"It’s sad, all the little things you can’t do," said Seidl, whose parents celebrated his christening at The Milleridge. "I have a friend who’s getting married in a small little ceremony, and then next year they’re going to have a big party. But what about the 100th-birthday parties? The sweet 16s? Those are things you can never get back. That’s what hurts."
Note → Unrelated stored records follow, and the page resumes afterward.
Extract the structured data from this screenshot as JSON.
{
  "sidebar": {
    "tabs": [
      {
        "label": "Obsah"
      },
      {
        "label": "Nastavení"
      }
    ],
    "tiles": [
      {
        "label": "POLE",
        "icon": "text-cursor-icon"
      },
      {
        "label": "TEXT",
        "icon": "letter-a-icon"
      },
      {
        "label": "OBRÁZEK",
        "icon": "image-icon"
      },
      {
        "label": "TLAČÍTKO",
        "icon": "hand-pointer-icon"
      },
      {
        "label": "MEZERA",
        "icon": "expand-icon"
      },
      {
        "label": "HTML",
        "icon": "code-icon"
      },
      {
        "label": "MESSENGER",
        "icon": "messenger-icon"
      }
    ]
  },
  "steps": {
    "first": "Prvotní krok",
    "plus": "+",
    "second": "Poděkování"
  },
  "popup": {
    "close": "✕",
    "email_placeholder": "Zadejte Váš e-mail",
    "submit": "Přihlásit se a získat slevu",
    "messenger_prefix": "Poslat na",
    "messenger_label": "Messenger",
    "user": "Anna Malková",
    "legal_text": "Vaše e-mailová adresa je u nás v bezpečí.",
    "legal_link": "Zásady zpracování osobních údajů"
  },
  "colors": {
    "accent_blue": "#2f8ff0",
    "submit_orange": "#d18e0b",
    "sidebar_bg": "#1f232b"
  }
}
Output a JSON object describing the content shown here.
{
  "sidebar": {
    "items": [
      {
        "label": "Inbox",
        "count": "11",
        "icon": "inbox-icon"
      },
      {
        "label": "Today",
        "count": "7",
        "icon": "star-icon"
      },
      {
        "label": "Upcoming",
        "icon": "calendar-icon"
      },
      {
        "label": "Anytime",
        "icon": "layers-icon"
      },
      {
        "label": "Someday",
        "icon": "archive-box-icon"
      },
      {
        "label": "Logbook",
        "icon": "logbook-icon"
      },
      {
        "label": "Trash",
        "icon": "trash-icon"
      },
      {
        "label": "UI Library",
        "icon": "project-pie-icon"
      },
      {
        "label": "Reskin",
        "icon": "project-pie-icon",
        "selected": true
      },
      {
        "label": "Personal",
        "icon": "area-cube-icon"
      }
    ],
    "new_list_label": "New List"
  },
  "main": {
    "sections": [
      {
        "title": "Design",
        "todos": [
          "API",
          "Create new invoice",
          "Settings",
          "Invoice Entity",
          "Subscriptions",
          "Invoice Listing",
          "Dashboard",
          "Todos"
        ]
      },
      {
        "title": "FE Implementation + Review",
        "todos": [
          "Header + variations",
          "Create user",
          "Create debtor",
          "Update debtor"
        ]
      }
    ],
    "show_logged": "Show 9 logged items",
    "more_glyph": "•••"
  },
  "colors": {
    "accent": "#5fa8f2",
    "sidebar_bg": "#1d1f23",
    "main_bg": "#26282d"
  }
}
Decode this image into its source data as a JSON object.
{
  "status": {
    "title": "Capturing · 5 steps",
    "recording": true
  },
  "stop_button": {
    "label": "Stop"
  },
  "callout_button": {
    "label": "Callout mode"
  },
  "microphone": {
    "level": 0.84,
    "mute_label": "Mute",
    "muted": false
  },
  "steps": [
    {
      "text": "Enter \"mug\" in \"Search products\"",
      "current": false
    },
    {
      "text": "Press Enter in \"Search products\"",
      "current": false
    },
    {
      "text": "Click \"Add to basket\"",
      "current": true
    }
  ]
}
"I get goosebumps at Luger all the time," said Arama. "I saw a little girl the other day, I remember her mother being pregnant, and now she’s 9 years old. I just set up a reservation for a kid who I’ve known since he was 7 or 8. Now he’s calling me for a favor, to get a table for him and his date." A third memory: a boy celebrating a 16th birthday with his mom. "I stopped by the table. His mother said he didn’t want a party. The only thing he wanted was a porterhouse-for-four.’ " Arama scrolled his phone for a picture. "We put a candle on it and sang ‘Happy Birthday.’ That’s all he wanted."
Recently, Mark Lessing was in Florida hiring for some new restaurants he’s opening there. "Two people came up to me after the orientation and told me they had met their significant others at the Post Office Café in Babylon. In Florida!" he said, still a bit in shock. "I always think that’s a great first-date spot. It has that fun vibe, and it’s kind of safe, too. You can always slip out the back if you don’t like the way things are going." If things do go well, other Lessing’s properties await. "When they start getting more serious, I think that’s when they go to Sandbar and View," he laughed, "and then they pop the question at Mirabelle."
Restaurants figure into so many of our Big Days, it sometimes seems like nothing important happens anywhere else. In July, The Jolly Fisherman is hosting a wedding for a woman whose mother was also married at the restaurant. "And her parents were married in my grandfather’s restaurant," said Scheiner.
Even death need not separate you from that special place. "The most popular party we have here is for funeral homes," admitted Butch Yamali. "People who know they’re going to die say, ‘I want to have my party at Milleridge.’ I guess they have a lot of memories here and they want them in the end."
It seems fitting that our special places outlive us. After all, they wouldn’t have become favorites in the first place if we hadn’t judged them enduring enough to keep our memories safe. Great restaurants have been through this all before, we tell ourselves, and will soldier on, pandemic or no.
Fred Scheiner opened The Jolly Fisherman when Steve was 3. When he was 8, he remembers his father coming home from the restaurant in his white apron, still smelling of fish, sweat and Scotch. When he dropped out of college at 20, Steve agreed to work at the restaurant temporarily, which he’s now been doing for 46 years. But until last year, his dad still ate lunch there five days a week, even though he’d retired years earlier, and was still the only one Steve trusted to tell him when the Manhattan clam chowder was too tomatoey. At present, Fred is 93 and in an assisted living facility, but Steve has no doubt he’ll be testing the chowder again very soon.
"He’s very, very frail physically, but mentally he’s very fit and getting his vaccination," he said. "I saw him yesterday and told him that as soon as the pandemic is over, I’m going to bring him here for lunch. He’ll be back, even if we have to bring him in a wheelchair."
THE JOLLY FISHERMAN & STEAK HOUSE: 25 Main St., Roslyn; 516-621-0055, jollyfishermanrestaurant.com
THE MILLERIDGE INN: 585 N. Broadway, Jericho; 516-931-2201, milleridgeinn.com
PETER LUGER STEAK HOUSE: 255 Northern Blvd., Great Neck; 516-487-8800, peterluger.com
VIEW: 3 Consuelo Place, Oakdale; 631-589-2694, lessings.com